Problem: How to improve the performance of a call centre.
Solution: Working with customers and call centre agents, Microsoft redesigned the customer experience to make it more personal and responsive. – Mitchell Osak in the Financial Post
- Being customer-driven helps Lego adapt to the dynamic needs of consumers.
LEGO had always had been customer-driven, well-attuned to the mind of a 7-year-old boy or girl who liked to build. In one example of its faltering, [Brick by Brick author] Robertson shares how slowing sales and research led LEGO to target kids who wanted “darker” tech, with gratification delivered faster and easier. So, LEGO changed its drive to a “new” consumer that wasn’t actually a customer and, as it turned out, was never likely to be.
As Robertson recounts, one of the moves to entice this new set of customers was a character-driven product line – less buildable and more playable. Think GI Joe instead of bricks. Jack Stone, an oversized minifigure, stepped out in 2001 as LEGO’s new world hero…and failed miserably. The majority of kids didn’t care about a fabricated character without history or context. The pieces comprising the toy sets required expensive new injection molds, making it unprofitable to turn out. But the most egregious error? It alienated its core fans – adults and parents who grew up with LEGO bricks – for abandoning its classic play values: “Joy of building, pride of creation.” – Scott Davis on Forbes
- Burberry demonstrates that co-creation is the real social-media revolution.
The scope of co-creation is not limited to the sales and service interaction. Customers can remotely participate in fashion shows and order items directly off the runway. They can suggest designs for the next trench coat. Most importantly, Burberry’s entire marketing is increasingly the aggregation of all these conversations between employees and customers—a kind of bottom-up community marketing (although Burberry’s own voice remains powerful in influencing the community’s perception of the brand). In addition to monitoring everything that gets said about its brand, the firm pre-tests many aspects of its marketing and communication content through another piece of Salesforce.com software called Buddy Media, making the brand itself increasingly co-developed with the community.
The social platform is a key enabler, but the ultimate power of the Burberry model resides in the co-creation forces it unleashes between the firm’s internal sales, service, and marketing people and the firm’s customers. Burberry is demonstrating that human co-creation is the true revolution. – Francis Goillar, Harvard Business Review

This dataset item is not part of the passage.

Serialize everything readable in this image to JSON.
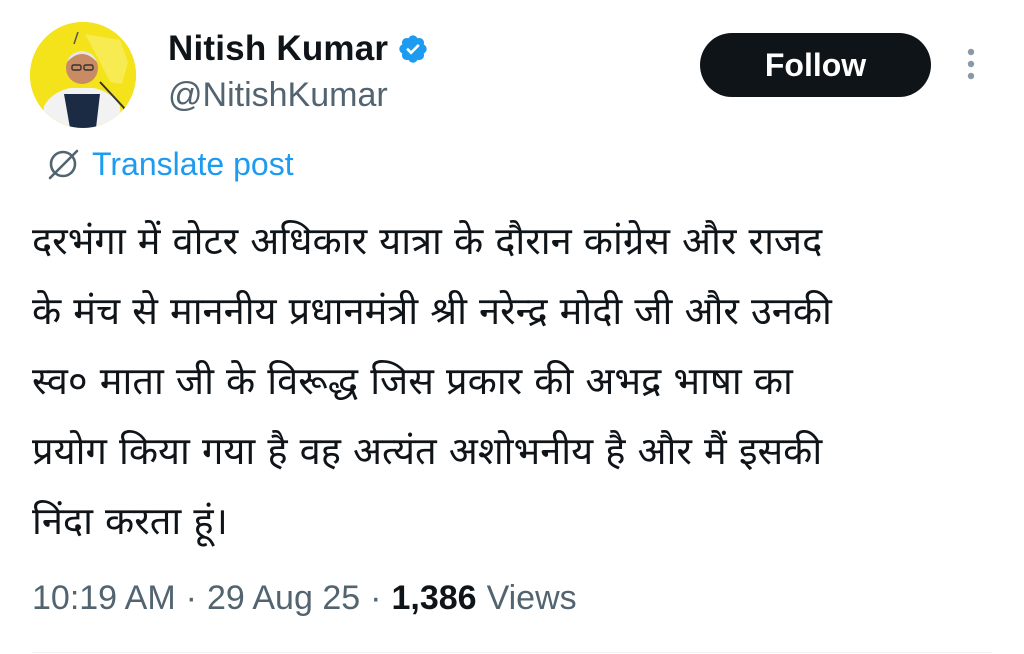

Seen a good article about co-creation? We’d love to read it—please let us know in the comments. And if you’re curious about IdeaHub, Vision Critical’s co-creation platform, don’t hesitate to contact us.